We become concerned that a mother may be experiencing more than the Baby Blues, when symptoms are still present after that third to fourth week postpartum. Postpartum depression (PPD) is a serious, yet common medical condition (occurs in 10-20 percent or 1 in 7 new mothers) and can occur any time in a mother’s first postpartum year. Symptoms typically include uncontrollable crying, irritability, poor concentration, anxiety, hopelessness, feelings of failure, guilt, intrusive and disturbing thoughts, and appetite and sleep disturbances. PPD is very treatable. The sooner it is identified that a mother is not feeling like herself and she reaches out for help, the sooner she can start recovering and be able to enjoy her baby and motherhood.

A very small percentage of women experience a much more serious mood disorder called postpartum psychosis, which can cause women to hear, see, feel or smell things that are not there. Symptoms may also include paranoia, mania or catatonic states. This rare illness affects one in every thousand women, usually occurring within the first three weeks after birth. Postpartum psychosis is a serious emergency and requires immediate medical attention.

Myth #2: If a woman is able to take care of her baby, keep a tidy home, looks happy and appears as if she has it all together, she is not experiencing postpartum depression.

Fact: Women are very good at masking the signs and symptoms of PPD, some will go to great efforts to appear as if they are well, but on the inside they may be falling apart and dealing with much anxiety and worry. Shame, guilt or fear may cause women to hide their feelings and suffer in silence.

Myth #3: Pregnant women do not get depressed.

Fact: Studies have shown that rates of depression and anxiety actually increase during pregnancy. Many women who seek treatment for postpartum depression report that their symptoms actually began while they were pregnant.

Myth #4: Postpartum depression is only treated with medication.
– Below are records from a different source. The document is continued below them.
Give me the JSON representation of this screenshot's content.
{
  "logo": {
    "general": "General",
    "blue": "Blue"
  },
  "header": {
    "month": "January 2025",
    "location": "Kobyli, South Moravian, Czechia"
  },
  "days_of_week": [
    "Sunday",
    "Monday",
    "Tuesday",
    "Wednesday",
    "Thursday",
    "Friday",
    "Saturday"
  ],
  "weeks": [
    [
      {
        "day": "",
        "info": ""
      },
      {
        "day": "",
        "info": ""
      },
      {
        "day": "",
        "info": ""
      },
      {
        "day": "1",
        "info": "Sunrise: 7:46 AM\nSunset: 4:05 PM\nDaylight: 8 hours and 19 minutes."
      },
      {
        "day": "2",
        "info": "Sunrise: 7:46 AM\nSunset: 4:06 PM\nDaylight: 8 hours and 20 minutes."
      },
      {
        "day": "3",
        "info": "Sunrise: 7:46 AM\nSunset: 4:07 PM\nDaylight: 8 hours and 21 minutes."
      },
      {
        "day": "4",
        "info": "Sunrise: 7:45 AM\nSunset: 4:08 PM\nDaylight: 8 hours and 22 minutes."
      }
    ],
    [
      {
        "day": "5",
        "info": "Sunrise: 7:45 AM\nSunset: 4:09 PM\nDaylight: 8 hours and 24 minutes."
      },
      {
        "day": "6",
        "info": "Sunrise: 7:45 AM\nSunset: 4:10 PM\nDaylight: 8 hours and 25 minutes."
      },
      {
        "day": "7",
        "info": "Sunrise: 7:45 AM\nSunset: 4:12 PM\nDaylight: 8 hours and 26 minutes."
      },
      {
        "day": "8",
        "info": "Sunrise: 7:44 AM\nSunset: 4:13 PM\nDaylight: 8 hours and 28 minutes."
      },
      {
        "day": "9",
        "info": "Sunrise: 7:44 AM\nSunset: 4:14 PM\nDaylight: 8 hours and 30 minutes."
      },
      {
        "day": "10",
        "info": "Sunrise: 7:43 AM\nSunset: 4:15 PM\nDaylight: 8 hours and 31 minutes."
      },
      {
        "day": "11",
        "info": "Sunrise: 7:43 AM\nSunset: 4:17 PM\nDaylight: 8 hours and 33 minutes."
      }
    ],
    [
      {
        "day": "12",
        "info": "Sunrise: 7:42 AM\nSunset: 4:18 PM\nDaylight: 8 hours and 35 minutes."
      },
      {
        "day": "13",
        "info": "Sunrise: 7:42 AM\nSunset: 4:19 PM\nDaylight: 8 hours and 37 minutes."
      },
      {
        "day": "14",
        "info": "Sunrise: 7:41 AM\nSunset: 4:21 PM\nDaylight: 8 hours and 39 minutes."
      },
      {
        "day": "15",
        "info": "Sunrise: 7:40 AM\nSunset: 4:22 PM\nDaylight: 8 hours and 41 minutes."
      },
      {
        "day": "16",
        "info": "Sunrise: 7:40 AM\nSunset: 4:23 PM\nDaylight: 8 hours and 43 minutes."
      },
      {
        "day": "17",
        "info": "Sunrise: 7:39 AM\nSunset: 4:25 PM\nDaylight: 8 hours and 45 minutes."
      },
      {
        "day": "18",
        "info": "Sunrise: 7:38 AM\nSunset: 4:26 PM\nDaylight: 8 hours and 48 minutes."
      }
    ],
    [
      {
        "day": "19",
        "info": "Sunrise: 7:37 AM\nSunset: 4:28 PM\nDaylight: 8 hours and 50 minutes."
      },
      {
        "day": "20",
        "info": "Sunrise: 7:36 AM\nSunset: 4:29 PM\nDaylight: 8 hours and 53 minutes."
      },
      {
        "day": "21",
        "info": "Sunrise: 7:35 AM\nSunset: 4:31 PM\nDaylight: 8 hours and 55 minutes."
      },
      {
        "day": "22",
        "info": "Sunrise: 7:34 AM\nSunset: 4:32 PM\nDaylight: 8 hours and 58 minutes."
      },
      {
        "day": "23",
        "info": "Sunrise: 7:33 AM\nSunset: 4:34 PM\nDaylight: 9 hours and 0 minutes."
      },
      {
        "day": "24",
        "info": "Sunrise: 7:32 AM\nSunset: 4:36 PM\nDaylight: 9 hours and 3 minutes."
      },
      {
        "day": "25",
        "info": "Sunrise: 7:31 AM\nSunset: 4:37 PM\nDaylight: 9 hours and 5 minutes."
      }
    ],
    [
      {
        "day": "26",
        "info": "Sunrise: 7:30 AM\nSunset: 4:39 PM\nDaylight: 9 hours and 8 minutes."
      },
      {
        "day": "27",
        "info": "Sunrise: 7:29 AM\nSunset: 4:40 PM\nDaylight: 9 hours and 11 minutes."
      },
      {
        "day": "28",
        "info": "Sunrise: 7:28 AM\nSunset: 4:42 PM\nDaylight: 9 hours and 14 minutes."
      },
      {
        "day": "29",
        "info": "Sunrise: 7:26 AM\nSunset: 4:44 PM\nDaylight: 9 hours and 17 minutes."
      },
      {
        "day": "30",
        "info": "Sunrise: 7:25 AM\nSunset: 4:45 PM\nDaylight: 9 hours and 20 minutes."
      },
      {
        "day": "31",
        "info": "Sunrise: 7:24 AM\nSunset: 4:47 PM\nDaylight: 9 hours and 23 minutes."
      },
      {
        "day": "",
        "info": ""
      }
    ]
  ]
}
Fact: While many women find that medication is very helpful, there are many options for treating PPD, including, individual therapy, support groups, exercise, biofeedback, acupuncture and herbal supplements. Most women are treated with a combination of these treatment options.

Myth #5: Women can’t be treated with antidepressants if they are breastfeeding.
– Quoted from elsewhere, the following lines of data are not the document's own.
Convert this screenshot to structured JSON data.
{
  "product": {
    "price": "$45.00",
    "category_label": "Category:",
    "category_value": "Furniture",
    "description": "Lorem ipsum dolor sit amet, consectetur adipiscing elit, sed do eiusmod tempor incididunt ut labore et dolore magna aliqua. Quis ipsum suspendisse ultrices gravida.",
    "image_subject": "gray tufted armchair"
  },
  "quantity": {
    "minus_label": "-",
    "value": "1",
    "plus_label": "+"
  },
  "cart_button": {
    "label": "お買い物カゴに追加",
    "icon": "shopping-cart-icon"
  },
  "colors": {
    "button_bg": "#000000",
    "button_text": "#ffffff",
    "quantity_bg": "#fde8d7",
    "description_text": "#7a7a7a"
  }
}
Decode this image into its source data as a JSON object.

Fact: There are medications that can be taken for depression that are safe for breastfeeding moms. Women should be sure talk with their physician about their options for treatment.

Myth #6: My life is great! PPD could never happen to me.

Fact: PPD does not discriminate. It can happen to those who have never experienced depression or anxiety in their lives. It does not discriminate against race, age, gender, class or income.

Myth #7: Only mothers experience postpartum depression.

Fact: Dads can also experience PPD. Studies have shown that 1 in 10 Dads will experience postpartum depression.

Myth #8: Sharing your personal experience with postpartum depression with pregnant women will only scare them and should be avoided.

Fact: When women have information and resources before symptoms occur, they are less likely to get to the point of a crisis. When a woman is able to hear about signs and symptoms of PPD while she is emotionally well, she will better be able to identify what she is experiencing should symptoms occur, and will be more likely to reach out for treatment and support. It is imperative that women share their stories to dispel these myths and the stigma that is unjustly attached to PPD and other types of mental illness.

Beaumont has many resources, including free support groups, to assist families who are experiencing postpartum depression or difficulty with their postpartum adjustment. You may also reach the Parenting Program staff Monday through Friday 8 a.m. to 4:30 p.m. at 248-898-3230.

After-hours support from a Mother/Baby Care nurse is available at:

Royal Oak            248-898-6396

Troy                    248-964-3995

Grosse Pointe       313-473-1705

–Kelly C. Ryan, LMSW, Postpartum Adjustment Coordinator, Beaumont Parenting Program